Figure 4(a) and (b) shows the far-field emission patterns of un-polarized 475 nm wavelength photoluminescence (PL) from the LED-MQW with ∼650 nm (a) and ∼460 nm (b) thick coalesced layers measured at room temperature. The coalesced layer thicknesses were estimated from reflectance spectra. The corresponding PL at a fixed zenith angle of 30° normalized to the estimated emission band is shown in Fig. 4(c) and (d), respectively. In both cases the far-field emission contains a rich array of periodic features arising from interactions between waveguide modes with the buried PQC. For the narrower upper cavity [Fig. 4(b) and (d)], particularly strong features appear in the emission with the same 30° periodicity as the PQC. These are ascribed to interaction between the PQC and the dominant mode of the upper cavity, in line with the findings of Ref. 10. These same features appear in the emission of the wider upper cavity device but at slightly different wavelength owing to the dependence of the effective index and hence of the dominant upper cavity mode on the coalesced layer thickness.
However, in the wider upper cavity device the interaction of this dominant mode with the buried PQC is significantly weaker and is superimposed on other emission features having the periodicity of the PQC [Fig. 4(c)]. Since the overlap of the dominant mode with the buried PQC will vary slowly with the coalesced layer thickness we ascribe these other periodic emission features with light from the MQW coupling strongly with more modes than in the LED with a thinner coalesced layer.

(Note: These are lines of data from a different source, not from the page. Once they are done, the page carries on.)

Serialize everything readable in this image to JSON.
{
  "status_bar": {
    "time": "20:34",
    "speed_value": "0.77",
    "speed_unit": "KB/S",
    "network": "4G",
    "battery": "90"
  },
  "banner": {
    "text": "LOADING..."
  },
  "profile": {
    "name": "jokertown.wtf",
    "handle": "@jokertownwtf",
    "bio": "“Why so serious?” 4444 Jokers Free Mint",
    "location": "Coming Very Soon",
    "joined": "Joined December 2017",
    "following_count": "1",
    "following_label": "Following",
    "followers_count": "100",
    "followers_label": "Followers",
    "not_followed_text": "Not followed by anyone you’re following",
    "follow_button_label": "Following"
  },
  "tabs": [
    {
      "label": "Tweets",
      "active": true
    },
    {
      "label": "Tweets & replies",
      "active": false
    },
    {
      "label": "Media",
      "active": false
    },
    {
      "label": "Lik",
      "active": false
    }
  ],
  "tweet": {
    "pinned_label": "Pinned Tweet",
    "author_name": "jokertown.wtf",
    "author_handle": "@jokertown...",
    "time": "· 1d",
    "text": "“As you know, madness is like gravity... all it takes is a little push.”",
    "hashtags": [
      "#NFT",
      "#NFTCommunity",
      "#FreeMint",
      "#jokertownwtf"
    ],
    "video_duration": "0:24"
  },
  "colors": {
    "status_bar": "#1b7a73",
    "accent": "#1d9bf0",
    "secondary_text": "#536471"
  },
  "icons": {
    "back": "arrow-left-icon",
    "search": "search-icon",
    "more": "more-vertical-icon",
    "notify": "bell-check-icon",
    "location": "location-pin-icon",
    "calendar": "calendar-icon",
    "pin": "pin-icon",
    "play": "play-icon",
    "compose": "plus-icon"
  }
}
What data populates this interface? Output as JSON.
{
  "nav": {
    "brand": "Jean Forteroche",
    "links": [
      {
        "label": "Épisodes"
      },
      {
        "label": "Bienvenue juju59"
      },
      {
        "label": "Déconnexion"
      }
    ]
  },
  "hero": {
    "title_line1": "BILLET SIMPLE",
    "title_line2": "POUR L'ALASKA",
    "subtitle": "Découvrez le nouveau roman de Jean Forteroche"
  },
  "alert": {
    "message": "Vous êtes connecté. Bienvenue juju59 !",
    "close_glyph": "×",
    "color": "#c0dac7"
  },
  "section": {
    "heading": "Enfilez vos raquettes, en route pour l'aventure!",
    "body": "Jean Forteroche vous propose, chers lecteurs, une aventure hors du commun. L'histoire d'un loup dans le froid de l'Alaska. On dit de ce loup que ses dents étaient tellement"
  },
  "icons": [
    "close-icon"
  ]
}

In both Fig. 4(c) and Fig. (d) the sharply resolved features are superimposed on diffuse but periodic background emission which extends over the whole emission band. This can arise from first order diffraction of the high order cavity modes, which have a closely spaced values and hence will give rise to diffuse yet periodic enhancement of the emission, or from second order diffractive interaction between the lower order modes and the PQC. The former is the favoured explanation as the reflectance measurements show that the decoupling of the lower buffer layer cavity is incomplete despite the 1.2 µm height and large air fraction of the PQC. Work is ongoing to clarify this.
In summary, it is shown that a wide range of trapped modes can make a significant contribution to the light extracting properties of a buried photonic crystal inserted in a LED even in thin-chip structures.
The authors wish to acknowledge support for this work from the UK Technology Strategy Board via contract DTI Project No: TP K2522J “NoveLELS” and from EPSRC via grant EP/I012591/1 “Lighting the Future”.
Dr. Philip Shields received his D.Phil in Physics from the University of Oxford, UK, in 2001. In 2004 he joined the wide band-gap semiconductor group at the University of Bath, and in 2012 he was appointed lecturer in the Electronic Engineering Department. He is involved in the growth and fabrication of III-nitride devices mainly for optoelectronic applications, with a particular focus on the use of nanostructures to improve device performance.
Duncan Allsopp is a Reader at the University of Bath, UK. He is a past Royal Academy of Engineering/Leverhulme Trust senior research fellow, and previously worked at Ferranti Electronics and British Telecom Research Laboratories. He currently leads the III-nitride research group at Bath.